SPACEX are to launch a top-secret satellite codenamed project Zuma this Friday, the US Air Force confirmed.

The mysterious project will see the private space agency launch the satellite allowing an unnamed government organisation to send messages or take photos.

One of the few scraps of information currently available has revealed Zuma will enter into a low orbit around Earth.

What the orbiter’s mission is and who will be operating it is unknown with US authorities so far refusing the release any more information.

The satellite will be launch on SpaceX’s Falcon 9 rocket from the Kennedy Space Centre in Florida.

The launch was first pencilled in for the middle of November but was eventually pushed back so SpaceX could analyse their data for a previous launch

As one Falcon 9 will leave as another returns with a rocket also landing on Friday.

SpaceX will launch the mission from the Kennedy Space Centre between 8.00pm and 10.00pm.

Elon Musk’s firm has carried out government missions before but never as secretive.

News of the mysterious satellite comes after SpaceX programme was revealed to be planning to send a Telsa to Mars.

The car will reportedly be playing David’s Bowie’s Space Oddity on a loop.

The billionaire businessman took to social media to announce that he will send a Tesla car to Mars.

Mr Musk announced on Twitter that he will be sending a “cherry Tesla Roadster” to orbit Mars, playing David Bowie’s ‘Space Oddity’ on repeat and that it would “be in deep space for a billion years or so if it doesn’t blow up on the ascent.”

However, he later back-pedalled on this statement by saying that he was not sure if SpaceX’s Falcon Heavy rocket craft would carry the electric vehicle to the Red Planet.
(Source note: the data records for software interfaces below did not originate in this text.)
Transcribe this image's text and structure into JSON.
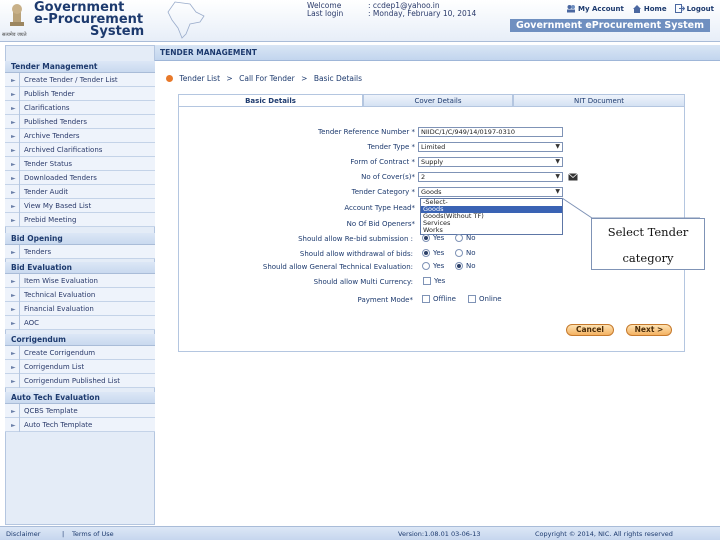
{
  "header": {
    "logo_lines": [
      "Government",
      "e-Procurement",
      "System"
    ],
    "emblem_caption": "सत्यमेव जयते",
    "welcome_label": "Welcome",
    "welcome_value": ": ccdep1@yahoo.in",
    "last_login_label": "Last login",
    "last_login_value": ": Monday, February 10, 2014",
    "my_account": "My Account",
    "home": "Home",
    "logout": "Logout",
    "system_title": "Government eProcurement System"
  },
  "banner": {
    "title": "TENDER MANAGEMENT"
  },
  "sidebar": {
    "sections": [
      {
        "title": "Tender Management",
        "items": [
          "Create Tender / Tender List",
          "Publish Tender",
          "Clarifications",
          "Published Tenders",
          "Archive Tenders",
          "Archived Clarifications",
          "Tender Status",
          "Downloaded Tenders",
          "Tender Audit",
          "View My Based List",
          "Prebid Meeting"
        ]
      },
      {
        "title": "Bid Opening",
        "items": [
          "Tenders"
        ]
      },
      {
        "title": "Bid Evaluation",
        "items": [
          "Item Wise Evaluation",
          "Technical Evaluation",
          "Financial Evaluation",
          "AOC"
        ]
      },
      {
        "title": "Corrigendum",
        "items": [
          "Create Corrigendum",
          "Corrigendum List",
          "Corrigendum Published List"
        ]
      },
      {
        "title": "Auto Tech Evaluation",
        "items": [
          "QCBS Template",
          "Auto Tech Template"
        ]
      }
    ]
  },
  "breadcrumb": {
    "items": [
      "Tender List",
      "Call For Tender",
      "Basic Details"
    ],
    "separator": ">"
  },
  "tabs": [
    "Basic Details",
    "Cover Details",
    "NIT Document"
  ],
  "form": {
    "tender_ref_label": "Tender Reference Number *",
    "tender_ref_value": "NIIDC/1/C/949/14/0197-0310",
    "tender_type_label": "Tender Type *",
    "tender_type_value": "Limited",
    "form_contract_label": "Form of Contract *",
    "form_contract_value": "Supply",
    "covers_label": "No of Cover(s)*",
    "covers_value": "2",
    "category_label": "Tender Category *",
    "category_value": "Goods",
    "category_options": [
      "-Select-",
      "Goods",
      "Goods(Without TF)",
      "Services",
      "Works"
    ],
    "category_selected_index": 1,
    "account_type_label": "Account Type Head*",
    "bid_openers_label": "No Of Bid Openers*",
    "rebid_label": "Should allow Re-bid submission :",
    "withdrawal_label": "Should allow withdrawal of bids:",
    "general_tech_label": "Should allow General Technical Evaluation:",
    "multi_currency_label": "Should allow Multi Currency:",
    "payment_mode_label": "Payment Mode*",
    "yes": "Yes",
    "no": "No",
    "offline": "Offline",
    "online": "Online"
  },
  "callout": {
    "line1": "Select Tender",
    "line2": "category"
  },
  "buttons": {
    "cancel": "Cancel",
    "next": "Next >"
  },
  "footer": {
    "disclaimer": "Disclaimer",
    "terms": "Terms of Use",
    "version": "Version:1.08.01 03-06-13",
    "copyright": "Copyright © 2014, NIC. All rights reserved"
  },
  "colors": {
    "accent": "#1d3a6e",
    "highlight": "#3a63b4",
    "button": "#f4b262",
    "bullet": "#e8792a"
  }
}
But now the South African born American has now left no doubt in anyone’s mind that SpaceX will be sending a car to Mars after he posted a series of pictures on Instagram of the red Tesla Roadster inside the Falcon Heavy.
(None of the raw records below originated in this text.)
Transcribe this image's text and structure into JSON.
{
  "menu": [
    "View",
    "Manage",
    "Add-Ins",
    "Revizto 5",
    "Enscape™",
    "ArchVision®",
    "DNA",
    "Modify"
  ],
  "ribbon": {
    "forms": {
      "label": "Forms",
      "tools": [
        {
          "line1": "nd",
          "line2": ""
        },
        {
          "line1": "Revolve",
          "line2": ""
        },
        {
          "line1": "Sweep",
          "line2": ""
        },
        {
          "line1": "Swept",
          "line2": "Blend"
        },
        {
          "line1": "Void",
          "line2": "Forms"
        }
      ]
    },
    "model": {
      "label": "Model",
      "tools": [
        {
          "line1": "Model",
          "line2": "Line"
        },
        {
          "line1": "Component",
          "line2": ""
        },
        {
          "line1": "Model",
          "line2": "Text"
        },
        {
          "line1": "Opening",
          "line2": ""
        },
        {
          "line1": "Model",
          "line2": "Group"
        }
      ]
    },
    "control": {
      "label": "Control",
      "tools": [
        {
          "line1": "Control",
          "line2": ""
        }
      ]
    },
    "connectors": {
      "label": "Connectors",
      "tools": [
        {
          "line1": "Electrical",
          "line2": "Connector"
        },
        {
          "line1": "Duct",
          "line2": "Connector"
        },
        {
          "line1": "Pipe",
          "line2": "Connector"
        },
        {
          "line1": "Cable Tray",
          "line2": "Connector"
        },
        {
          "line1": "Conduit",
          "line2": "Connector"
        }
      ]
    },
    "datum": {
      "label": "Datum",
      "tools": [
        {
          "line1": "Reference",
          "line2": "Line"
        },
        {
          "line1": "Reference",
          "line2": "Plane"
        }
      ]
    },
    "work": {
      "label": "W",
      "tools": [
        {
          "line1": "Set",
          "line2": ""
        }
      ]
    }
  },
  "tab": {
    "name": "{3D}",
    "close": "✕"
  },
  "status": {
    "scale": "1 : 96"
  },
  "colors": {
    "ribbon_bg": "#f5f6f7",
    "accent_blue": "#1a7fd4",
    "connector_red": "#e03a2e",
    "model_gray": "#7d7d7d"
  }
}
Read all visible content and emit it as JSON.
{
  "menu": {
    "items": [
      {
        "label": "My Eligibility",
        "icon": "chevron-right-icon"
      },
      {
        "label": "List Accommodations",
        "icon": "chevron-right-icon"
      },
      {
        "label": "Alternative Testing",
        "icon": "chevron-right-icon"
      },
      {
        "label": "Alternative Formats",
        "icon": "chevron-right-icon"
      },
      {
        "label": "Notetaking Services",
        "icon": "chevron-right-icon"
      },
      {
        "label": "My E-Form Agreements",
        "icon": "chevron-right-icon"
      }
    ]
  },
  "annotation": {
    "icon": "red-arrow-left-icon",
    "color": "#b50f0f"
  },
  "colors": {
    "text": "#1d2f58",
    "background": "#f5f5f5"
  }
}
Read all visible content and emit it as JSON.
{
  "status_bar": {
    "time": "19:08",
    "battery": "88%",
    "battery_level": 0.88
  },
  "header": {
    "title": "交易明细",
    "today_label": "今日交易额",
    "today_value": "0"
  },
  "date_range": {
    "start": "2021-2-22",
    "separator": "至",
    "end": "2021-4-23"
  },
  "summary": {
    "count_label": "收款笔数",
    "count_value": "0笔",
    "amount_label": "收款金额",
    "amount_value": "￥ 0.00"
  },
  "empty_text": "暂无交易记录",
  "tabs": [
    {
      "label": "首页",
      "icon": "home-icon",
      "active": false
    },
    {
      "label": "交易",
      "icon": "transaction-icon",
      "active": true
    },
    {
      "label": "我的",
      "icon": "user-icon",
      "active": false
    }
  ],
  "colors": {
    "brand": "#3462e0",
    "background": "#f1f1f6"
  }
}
Alongside the images, Mr Musk put: “Test flights of new rockets usually contain mass simulators in the form of concrete or steel blocks.

“That seemed extremely boring. Of course, anything boring is terrible, especially companies, so we decided to send something unusual, something that made us feel.

“The payload will be an original Tesla Roadster, playing Space Oddity, on a billion-year elliptic Mars orbit.”